▸ **Given records**:
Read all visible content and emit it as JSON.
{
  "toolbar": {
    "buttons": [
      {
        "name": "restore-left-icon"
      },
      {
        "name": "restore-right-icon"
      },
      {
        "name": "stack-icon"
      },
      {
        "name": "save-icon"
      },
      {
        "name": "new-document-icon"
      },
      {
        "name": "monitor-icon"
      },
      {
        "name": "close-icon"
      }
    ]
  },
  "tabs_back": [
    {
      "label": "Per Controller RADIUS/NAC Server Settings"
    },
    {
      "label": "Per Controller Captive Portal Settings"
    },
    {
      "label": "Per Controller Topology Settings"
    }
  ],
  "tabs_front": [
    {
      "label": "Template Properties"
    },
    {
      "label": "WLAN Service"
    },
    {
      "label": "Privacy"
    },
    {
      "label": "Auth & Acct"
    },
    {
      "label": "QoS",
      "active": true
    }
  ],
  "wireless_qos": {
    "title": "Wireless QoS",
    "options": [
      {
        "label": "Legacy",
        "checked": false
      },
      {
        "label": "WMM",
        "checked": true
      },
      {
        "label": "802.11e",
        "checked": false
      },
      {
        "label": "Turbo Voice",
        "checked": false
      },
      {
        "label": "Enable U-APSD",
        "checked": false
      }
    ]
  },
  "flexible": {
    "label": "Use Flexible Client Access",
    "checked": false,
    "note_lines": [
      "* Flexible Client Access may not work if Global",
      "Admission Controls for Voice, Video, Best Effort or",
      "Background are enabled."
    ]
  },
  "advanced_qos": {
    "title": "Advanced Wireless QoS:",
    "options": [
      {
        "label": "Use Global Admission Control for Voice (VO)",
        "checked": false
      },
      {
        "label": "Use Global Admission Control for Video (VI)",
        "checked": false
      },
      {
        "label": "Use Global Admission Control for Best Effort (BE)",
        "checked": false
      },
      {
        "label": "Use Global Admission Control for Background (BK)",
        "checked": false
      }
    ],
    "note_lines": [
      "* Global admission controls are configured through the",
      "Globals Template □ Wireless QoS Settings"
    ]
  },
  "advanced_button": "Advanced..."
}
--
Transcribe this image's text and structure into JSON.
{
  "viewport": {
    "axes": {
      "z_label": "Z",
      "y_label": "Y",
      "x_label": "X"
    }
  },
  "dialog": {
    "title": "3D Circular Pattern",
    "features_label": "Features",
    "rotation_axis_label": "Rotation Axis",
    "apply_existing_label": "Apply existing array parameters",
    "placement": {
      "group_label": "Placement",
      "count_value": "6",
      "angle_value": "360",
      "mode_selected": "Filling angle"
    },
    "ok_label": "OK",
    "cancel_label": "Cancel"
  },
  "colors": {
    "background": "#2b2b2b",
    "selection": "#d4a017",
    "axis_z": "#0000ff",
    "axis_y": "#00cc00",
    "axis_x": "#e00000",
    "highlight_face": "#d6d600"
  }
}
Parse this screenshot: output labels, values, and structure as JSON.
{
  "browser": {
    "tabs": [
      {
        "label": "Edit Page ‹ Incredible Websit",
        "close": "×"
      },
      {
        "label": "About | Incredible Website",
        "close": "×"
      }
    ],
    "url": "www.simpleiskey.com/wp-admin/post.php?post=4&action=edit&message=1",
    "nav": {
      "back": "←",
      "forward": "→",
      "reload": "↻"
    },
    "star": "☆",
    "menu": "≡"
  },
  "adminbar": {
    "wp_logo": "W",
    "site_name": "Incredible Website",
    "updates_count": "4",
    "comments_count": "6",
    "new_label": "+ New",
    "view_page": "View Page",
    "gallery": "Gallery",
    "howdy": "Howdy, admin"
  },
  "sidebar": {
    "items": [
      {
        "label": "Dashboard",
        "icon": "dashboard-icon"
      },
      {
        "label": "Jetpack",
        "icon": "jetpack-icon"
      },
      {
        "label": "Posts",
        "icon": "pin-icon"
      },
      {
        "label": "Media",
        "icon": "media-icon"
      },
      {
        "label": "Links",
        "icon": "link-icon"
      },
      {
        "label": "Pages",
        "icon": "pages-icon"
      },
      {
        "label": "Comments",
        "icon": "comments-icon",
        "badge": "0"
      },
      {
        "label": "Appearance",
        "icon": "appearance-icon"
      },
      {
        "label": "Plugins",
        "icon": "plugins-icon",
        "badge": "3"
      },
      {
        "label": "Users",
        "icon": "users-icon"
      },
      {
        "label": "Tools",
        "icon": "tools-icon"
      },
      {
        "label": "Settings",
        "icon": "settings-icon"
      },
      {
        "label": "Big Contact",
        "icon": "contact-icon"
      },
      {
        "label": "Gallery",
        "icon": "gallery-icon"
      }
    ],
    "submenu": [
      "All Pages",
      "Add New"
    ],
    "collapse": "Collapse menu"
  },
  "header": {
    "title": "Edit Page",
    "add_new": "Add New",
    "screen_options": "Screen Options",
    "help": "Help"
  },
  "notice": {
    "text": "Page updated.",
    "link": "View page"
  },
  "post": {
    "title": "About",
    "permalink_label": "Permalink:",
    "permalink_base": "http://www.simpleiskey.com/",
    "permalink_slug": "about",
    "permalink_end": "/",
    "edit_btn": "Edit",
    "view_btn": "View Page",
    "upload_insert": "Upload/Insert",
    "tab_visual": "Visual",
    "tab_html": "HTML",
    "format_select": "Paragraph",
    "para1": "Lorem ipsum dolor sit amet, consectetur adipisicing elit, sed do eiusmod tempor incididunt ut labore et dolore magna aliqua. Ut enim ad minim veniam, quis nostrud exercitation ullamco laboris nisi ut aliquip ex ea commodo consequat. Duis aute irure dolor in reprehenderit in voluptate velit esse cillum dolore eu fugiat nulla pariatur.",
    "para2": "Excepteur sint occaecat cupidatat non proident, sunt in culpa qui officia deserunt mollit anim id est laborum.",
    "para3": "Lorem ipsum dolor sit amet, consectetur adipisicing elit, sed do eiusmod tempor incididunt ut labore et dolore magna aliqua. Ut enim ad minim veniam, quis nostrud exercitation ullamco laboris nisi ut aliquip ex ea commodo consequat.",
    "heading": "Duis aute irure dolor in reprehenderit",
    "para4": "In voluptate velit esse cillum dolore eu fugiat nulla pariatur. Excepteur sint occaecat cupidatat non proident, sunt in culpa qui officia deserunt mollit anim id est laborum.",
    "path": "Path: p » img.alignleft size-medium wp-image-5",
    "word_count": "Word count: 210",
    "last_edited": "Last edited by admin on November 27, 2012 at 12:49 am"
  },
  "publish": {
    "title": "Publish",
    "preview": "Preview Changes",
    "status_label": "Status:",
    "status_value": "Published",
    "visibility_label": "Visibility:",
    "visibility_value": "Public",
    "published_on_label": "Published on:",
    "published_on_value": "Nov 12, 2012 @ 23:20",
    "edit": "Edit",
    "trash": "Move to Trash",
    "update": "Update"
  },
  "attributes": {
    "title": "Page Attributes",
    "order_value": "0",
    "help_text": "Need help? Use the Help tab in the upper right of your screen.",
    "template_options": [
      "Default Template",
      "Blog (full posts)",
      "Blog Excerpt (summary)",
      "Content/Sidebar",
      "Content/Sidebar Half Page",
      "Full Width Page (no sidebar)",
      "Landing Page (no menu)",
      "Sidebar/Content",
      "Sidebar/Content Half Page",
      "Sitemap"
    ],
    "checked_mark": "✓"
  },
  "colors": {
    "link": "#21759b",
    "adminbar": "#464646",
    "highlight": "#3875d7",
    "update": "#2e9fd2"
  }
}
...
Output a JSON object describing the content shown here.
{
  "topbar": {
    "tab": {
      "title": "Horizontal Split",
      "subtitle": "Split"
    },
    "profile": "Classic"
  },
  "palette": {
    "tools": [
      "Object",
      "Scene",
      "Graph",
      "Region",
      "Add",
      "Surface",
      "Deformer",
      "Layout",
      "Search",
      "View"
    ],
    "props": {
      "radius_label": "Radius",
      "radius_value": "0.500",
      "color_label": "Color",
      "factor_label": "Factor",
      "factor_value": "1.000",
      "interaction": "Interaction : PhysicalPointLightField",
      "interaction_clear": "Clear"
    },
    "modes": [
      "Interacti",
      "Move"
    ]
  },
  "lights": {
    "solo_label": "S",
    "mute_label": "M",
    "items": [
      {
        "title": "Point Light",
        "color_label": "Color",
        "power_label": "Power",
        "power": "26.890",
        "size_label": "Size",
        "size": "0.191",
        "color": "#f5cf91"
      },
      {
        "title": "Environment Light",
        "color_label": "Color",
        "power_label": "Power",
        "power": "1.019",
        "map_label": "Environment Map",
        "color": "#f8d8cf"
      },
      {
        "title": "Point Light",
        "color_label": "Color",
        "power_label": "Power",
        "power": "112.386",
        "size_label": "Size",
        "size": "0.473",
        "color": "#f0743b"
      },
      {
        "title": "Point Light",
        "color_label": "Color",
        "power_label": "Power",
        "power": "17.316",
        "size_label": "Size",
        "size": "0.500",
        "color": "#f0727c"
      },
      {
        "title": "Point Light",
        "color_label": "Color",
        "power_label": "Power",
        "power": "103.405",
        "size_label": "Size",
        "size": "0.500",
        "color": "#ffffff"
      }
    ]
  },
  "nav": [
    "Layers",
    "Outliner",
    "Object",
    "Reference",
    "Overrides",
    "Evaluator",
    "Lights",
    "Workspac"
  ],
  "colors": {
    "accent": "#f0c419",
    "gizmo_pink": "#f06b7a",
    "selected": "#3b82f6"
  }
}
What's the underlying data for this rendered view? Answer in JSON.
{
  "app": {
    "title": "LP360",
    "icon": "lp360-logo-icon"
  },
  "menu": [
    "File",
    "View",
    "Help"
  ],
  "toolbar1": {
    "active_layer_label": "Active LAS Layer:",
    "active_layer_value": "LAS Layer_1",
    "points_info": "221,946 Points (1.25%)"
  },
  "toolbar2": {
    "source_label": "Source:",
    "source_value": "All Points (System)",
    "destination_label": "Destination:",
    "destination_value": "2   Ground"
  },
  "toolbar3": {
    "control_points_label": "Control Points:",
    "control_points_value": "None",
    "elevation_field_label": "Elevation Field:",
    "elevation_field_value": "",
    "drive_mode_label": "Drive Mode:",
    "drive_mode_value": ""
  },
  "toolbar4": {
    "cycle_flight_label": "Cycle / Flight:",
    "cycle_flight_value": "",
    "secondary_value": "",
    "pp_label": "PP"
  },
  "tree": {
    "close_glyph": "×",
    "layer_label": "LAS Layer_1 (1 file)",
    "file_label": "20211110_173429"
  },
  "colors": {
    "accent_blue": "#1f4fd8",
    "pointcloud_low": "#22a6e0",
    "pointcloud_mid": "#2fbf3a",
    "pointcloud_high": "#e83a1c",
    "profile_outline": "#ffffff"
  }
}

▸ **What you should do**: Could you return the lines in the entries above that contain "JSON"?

▸ **Answer to this task**:
Read all visible content and emit it as JSON.
Transcribe this image's text and structure into JSON.
Parse this screenshot: output labels, values, and structure as JSON.
Output a JSON object describing the content shown here.
What's the underlying data for this rendered view? Answer in JSON.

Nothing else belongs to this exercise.